YOUR INSTRUCTIONS
The answer must be the full listing, reproduced without any change.

DATA LISTING
⟨
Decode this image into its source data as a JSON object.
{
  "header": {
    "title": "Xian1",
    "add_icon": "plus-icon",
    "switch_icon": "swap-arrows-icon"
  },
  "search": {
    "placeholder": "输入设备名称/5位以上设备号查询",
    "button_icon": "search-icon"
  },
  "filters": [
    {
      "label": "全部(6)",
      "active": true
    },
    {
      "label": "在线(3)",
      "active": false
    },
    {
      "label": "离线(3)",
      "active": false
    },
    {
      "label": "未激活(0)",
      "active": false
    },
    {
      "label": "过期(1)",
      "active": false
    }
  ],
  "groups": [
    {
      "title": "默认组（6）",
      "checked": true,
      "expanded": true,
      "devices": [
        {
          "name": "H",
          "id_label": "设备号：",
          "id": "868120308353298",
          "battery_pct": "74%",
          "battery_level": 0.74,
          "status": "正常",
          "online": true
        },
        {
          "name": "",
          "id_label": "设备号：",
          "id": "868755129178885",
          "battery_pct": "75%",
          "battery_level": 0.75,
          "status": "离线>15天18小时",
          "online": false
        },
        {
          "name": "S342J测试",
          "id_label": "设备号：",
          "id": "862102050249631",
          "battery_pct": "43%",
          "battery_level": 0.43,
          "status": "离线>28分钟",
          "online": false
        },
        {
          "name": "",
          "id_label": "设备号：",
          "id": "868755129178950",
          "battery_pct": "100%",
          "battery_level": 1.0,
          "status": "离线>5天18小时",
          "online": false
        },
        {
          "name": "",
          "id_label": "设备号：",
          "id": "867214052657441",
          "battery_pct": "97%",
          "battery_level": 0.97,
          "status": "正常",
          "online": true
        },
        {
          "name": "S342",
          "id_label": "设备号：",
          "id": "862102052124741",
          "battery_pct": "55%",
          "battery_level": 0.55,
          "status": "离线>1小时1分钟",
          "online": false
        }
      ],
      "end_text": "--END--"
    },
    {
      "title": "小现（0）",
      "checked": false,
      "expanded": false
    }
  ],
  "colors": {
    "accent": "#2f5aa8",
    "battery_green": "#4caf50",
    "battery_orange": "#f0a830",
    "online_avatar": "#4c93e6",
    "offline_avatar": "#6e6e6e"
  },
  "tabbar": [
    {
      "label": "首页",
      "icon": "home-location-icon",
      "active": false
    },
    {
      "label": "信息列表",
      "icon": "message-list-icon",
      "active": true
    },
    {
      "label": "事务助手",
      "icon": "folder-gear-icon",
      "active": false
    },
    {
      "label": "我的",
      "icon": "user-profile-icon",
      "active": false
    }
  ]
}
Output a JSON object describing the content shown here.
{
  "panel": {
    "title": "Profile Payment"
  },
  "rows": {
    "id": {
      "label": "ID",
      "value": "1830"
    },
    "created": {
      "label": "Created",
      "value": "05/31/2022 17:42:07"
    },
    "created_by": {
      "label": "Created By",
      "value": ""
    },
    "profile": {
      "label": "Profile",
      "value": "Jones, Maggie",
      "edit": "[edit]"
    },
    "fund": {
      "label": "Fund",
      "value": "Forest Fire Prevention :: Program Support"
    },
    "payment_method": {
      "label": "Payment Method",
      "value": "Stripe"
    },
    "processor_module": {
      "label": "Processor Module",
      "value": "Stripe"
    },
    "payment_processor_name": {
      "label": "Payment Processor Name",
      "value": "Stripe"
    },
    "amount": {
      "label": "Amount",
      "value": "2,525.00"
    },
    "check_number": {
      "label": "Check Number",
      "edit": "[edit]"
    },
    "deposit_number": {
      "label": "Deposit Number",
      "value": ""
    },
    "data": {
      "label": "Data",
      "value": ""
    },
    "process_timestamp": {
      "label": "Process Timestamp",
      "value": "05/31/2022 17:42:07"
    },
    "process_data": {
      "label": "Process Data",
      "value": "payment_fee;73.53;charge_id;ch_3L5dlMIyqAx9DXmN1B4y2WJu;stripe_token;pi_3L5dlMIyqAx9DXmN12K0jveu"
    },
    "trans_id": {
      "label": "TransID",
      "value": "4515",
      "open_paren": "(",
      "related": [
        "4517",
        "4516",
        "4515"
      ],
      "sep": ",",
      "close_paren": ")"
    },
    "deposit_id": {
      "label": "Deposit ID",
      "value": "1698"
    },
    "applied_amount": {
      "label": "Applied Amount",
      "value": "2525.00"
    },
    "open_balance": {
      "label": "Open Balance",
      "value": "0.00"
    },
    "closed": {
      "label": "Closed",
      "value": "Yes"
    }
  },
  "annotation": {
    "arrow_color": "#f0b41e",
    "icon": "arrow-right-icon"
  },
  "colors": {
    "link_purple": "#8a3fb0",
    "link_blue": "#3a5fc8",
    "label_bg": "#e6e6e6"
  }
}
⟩
ANSWER BELOW
Decode this image into its source data as a JSON object.
{
  "header": {
    "title": "Xian1",
    "add_icon": "plus-icon",
    "switch_icon": "swap-arrows-icon"
  },
  "search": {
    "placeholder": "输入设备名称/5位以上设备号查询",
    "button_icon": "search-icon"
  },
  "filters": [
    {
      "label": "全部(6)",
      "active": true
    },
    {
      "label": "在线(3)",
      "active": false
    },
    {
      "label": "离线(3)",
      "active": false
    },
    {
      "label": "未激活(0)",
      "active": false
    },
    {
      "label": "过期(1)",
      "active": false
    }
  ],
  "groups": [
    {
      "title": "默认组（6）",
      "checked": true,
      "expanded": true,
      "devices": [
        {
          "name": "H",
          "id_label": "设备号：",
          "id": "868120308353298",
          "battery_pct": "74%",
          "battery_level": 0.74,
          "status": "正常",
          "online": true
        },
        {
          "name": "",
          "id_label": "设备号：",
          "id": "868755129178885",
          "battery_pct": "75%",
          "battery_level": 0.75,
          "status": "离线>15天18小时",
          "online": false
        },
        {
          "name": "S342J测试",
          "id_label": "设备号：",
          "id": "862102050249631",
          "battery_pct": "43%",
          "battery_level": 0.43,
          "status": "离线>28分钟",
          "online": false
        },
        {
          "name": "",
          "id_label": "设备号：",
          "id": "868755129178950",
          "battery_pct": "100%",
          "battery_level": 1.0,
          "status": "离线>5天18小时",
          "online": false
        },
        {
          "name": "",
          "id_label": "设备号：",
          "id": "867214052657441",
          "battery_pct": "97%",
          "battery_level": 0.97,
          "status": "正常",
          "online": true
        },
        {
          "name": "S342",
          "id_label": "设备号：",
          "id": "862102052124741",
          "battery_pct": "55%",
          "battery_level": 0.55,
          "status": "离线>1小时1分钟",
          "online": false
        }
      ],
      "end_text": "--END--"
    },
    {
      "title": "小现（0）",
      "checked": false,
      "expanded": false
    }
  ],
  "colors": {
    "accent": "#2f5aa8",
    "battery_green": "#4caf50",
    "battery_orange": "#f0a830",
    "online_avatar": "#4c93e6",
    "offline_avatar": "#6e6e6e"
  },
  "tabbar": [
    {
      "label": "首页",
      "icon": "home-location-icon",
      "active": false
    },
    {
      "label": "信息列表",
      "icon": "message-list-icon",
      "active": true
    },
    {
      "label": "事务助手",
      "icon": "folder-gear-icon",
      "active": false
    },
    {
      "label": "我的",
      "icon": "user-profile-icon",
      "active": false
    }
  ]
}
Output a JSON object describing the content shown here.
{
  "panel": {
    "title": "Profile Payment"
  },
  "rows": {
    "id": {
      "label": "ID",
      "value": "1830"
    },
    "created": {
      "label": "Created",
      "value": "05/31/2022 17:42:07"
    },
    "created_by": {
      "label": "Created By",
      "value": ""
    },
    "profile": {
      "label": "Profile",
      "value": "Jones, Maggie",
      "edit": "[edit]"
    },
    "fund": {
      "label": "Fund",
      "value": "Forest Fire Prevention :: Program Support"
    },
    "payment_method": {
      "label": "Payment Method",
      "value": "Stripe"
    },
    "processor_module": {
      "label": "Processor Module",
      "value": "Stripe"
    },
    "payment_processor_name": {
      "label": "Payment Processor Name",
      "value": "Stripe"
    },
    "amount": {
      "label": "Amount",
      "value": "2,525.00"
    },
    "check_number": {
      "label": "Check Number",
      "edit": "[edit]"
    },
    "deposit_number": {
      "label": "Deposit Number",
      "value": ""
    },
    "data": {
      "label": "Data",
      "value": ""
    },
    "process_timestamp": {
      "label": "Process Timestamp",
      "value": "05/31/2022 17:42:07"
    },
    "process_data": {
      "label": "Process Data",
      "value": "payment_fee;73.53;charge_id;ch_3L5dlMIyqAx9DXmN1B4y2WJu;stripe_token;pi_3L5dlMIyqAx9DXmN12K0jveu"
    },
    "trans_id": {
      "label": "TransID",
      "value": "4515",
      "open_paren": "(",
      "related": [
        "4517",
        "4516",
        "4515"
      ],
      "sep": ",",
      "close_paren": ")"
    },
    "deposit_id": {
      "label": "Deposit ID",
      "value": "1698"
    },
    "applied_amount": {
      "label": "Applied Amount",
      "value": "2525.00"
    },
    "open_balance": {
      "label": "Open Balance",
      "value": "0.00"
    },
    "closed": {
      "label": "Closed",
      "value": "Yes"
    }
  },
  "annotation": {
    "arrow_color": "#f0b41e",
    "icon": "arrow-right-icon"
  },
  "colors": {
    "link_purple": "#8a3fb0",
    "link_blue": "#3a5fc8",
    "label_bg": "#e6e6e6"
  }
}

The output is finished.